Supplied data —
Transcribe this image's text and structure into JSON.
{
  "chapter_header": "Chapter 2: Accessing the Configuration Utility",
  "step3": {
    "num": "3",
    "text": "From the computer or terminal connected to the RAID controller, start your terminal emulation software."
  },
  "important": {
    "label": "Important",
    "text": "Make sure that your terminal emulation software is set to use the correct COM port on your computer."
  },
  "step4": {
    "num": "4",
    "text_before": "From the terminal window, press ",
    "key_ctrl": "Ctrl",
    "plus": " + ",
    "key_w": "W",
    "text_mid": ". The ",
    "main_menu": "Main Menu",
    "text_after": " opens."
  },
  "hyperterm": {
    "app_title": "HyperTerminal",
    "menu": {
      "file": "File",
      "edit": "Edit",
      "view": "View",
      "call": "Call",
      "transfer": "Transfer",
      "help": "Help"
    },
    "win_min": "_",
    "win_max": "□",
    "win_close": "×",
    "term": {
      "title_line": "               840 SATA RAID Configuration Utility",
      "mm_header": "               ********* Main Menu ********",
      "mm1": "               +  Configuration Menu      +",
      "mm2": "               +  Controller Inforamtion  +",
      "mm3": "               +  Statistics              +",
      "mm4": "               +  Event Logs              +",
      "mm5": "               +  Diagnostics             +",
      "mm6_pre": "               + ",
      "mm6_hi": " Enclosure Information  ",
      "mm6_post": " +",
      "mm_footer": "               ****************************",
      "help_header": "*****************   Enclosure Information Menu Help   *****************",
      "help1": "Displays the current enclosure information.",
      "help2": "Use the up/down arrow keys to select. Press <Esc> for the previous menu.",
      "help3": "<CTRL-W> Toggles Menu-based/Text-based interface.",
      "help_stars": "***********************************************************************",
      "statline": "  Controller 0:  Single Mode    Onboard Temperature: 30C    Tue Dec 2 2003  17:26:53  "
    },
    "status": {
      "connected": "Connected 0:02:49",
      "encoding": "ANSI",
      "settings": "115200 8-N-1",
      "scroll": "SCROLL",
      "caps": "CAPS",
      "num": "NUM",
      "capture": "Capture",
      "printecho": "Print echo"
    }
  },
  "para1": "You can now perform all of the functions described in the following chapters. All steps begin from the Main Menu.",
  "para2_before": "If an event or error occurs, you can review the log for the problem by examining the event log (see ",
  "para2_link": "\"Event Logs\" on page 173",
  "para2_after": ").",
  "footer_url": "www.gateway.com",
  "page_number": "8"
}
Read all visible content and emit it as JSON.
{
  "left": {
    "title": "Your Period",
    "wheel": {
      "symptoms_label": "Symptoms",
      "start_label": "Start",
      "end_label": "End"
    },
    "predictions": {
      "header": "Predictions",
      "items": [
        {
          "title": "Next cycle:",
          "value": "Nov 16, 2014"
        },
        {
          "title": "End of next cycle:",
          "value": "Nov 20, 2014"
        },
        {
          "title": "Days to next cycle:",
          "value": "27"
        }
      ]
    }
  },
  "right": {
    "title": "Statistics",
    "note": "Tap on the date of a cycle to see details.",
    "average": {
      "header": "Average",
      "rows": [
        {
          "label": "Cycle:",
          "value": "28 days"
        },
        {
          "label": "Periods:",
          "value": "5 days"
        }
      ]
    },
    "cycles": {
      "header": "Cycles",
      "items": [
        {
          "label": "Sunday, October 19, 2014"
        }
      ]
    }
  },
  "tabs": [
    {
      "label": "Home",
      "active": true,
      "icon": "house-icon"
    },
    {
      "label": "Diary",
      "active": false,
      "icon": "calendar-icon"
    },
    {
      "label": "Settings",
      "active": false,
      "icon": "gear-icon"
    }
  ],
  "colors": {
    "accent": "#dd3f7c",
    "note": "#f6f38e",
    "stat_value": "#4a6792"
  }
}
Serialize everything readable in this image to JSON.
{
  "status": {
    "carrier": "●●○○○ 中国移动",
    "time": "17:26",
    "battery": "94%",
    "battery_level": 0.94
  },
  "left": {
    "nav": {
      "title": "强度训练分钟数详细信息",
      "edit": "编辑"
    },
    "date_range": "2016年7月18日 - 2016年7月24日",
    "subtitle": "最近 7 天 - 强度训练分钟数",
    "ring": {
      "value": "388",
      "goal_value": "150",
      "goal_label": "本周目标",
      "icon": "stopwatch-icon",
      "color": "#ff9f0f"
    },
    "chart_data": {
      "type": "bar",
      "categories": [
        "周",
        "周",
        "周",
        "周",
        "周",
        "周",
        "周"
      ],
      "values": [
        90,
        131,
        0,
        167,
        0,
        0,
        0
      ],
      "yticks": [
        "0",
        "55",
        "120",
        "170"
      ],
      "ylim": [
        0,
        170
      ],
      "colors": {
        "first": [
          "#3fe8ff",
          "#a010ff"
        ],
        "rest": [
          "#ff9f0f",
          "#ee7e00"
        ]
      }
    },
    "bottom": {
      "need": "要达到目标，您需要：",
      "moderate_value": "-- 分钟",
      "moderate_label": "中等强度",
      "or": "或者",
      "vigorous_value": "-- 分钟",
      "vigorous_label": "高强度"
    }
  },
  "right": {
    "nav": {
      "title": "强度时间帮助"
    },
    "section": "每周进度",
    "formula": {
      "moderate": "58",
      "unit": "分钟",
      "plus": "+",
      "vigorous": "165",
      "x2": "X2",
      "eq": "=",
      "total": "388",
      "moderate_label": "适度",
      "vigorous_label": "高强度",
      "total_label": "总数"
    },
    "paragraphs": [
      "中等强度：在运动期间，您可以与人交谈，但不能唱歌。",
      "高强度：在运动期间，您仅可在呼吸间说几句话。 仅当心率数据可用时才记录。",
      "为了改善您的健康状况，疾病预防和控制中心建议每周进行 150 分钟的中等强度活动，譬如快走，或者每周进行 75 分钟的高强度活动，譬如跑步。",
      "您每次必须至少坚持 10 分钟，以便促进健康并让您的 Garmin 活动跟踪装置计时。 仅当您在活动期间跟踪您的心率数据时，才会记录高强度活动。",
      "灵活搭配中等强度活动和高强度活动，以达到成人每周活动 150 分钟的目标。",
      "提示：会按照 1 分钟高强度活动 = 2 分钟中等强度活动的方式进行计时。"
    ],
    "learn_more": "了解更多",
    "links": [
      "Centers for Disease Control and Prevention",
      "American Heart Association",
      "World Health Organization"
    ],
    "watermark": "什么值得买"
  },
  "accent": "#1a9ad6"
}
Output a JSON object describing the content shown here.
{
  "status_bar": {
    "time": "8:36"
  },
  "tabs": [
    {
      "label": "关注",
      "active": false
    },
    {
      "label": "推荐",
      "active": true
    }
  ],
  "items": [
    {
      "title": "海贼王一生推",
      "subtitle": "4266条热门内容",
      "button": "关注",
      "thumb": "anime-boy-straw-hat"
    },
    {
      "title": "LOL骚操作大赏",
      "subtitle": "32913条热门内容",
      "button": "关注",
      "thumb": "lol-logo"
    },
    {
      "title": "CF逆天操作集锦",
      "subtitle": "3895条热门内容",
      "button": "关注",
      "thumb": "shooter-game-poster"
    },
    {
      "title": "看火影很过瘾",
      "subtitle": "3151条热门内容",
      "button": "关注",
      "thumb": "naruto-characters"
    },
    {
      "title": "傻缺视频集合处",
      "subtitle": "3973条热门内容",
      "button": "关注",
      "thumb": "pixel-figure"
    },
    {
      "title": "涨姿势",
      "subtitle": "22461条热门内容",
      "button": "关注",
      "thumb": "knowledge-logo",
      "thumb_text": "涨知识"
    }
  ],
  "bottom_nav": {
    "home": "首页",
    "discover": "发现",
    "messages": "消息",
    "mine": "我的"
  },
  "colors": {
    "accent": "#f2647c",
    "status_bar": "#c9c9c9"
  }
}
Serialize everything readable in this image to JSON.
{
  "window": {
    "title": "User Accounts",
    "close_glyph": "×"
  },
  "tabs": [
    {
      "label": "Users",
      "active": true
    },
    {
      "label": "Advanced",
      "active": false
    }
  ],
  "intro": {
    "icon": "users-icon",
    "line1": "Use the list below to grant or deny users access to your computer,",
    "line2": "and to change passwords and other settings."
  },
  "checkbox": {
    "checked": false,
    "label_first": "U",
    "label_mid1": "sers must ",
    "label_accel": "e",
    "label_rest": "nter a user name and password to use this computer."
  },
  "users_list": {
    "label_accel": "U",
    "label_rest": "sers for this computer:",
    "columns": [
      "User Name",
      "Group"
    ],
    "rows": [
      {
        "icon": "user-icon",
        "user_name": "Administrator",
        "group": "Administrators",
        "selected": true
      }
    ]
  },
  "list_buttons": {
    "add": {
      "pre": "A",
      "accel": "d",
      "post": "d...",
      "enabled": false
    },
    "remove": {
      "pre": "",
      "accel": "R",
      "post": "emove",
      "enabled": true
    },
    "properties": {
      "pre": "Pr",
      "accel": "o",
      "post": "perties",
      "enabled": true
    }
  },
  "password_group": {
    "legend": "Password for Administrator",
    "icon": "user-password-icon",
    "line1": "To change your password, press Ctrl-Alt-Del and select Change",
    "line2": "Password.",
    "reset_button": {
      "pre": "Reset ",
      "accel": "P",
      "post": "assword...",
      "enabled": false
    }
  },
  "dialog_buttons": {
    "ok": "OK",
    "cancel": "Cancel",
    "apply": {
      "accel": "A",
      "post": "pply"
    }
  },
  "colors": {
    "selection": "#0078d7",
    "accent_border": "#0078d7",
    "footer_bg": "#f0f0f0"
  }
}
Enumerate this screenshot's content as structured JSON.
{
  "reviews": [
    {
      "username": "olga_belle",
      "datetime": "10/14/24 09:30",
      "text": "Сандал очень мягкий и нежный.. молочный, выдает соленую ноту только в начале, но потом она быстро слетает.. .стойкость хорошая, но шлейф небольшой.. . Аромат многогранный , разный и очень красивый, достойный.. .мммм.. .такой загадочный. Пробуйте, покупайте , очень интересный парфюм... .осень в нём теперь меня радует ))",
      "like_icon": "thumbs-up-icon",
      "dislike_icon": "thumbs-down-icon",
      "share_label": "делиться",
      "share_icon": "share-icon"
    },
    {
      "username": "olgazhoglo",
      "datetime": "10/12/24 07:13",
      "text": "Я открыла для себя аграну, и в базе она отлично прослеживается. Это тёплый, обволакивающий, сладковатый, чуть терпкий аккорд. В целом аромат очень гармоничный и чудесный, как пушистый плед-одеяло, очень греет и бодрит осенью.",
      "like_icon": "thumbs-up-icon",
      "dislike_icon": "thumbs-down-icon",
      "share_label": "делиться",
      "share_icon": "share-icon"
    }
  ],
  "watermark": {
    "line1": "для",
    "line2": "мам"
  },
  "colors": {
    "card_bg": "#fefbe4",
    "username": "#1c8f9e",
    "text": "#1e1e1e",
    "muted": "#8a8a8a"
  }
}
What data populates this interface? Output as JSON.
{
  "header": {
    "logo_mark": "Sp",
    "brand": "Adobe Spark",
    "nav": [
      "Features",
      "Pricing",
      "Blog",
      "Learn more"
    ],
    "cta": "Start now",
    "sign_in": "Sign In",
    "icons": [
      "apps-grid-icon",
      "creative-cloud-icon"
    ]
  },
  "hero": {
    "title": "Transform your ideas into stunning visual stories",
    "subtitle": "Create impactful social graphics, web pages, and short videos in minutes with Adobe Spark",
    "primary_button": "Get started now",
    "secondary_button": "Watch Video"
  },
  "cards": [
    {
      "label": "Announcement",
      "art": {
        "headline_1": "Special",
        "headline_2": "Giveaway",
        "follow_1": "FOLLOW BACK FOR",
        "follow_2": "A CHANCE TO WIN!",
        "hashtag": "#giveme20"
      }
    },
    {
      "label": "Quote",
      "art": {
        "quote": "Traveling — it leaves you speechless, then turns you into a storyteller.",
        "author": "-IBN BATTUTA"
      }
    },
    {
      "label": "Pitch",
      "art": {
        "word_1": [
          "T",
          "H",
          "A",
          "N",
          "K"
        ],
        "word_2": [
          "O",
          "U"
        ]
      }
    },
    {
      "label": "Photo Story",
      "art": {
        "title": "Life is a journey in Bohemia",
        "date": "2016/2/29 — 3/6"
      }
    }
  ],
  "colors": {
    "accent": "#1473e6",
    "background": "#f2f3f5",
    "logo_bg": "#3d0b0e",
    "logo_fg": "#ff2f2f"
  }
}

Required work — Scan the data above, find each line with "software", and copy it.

Exercise answer —
    "text": "From the computer or terminal connected to the RAID controller, start your terminal emulation software."
    "text": "Make sure that your terminal emulation software is set to use the correct COM port on your computer."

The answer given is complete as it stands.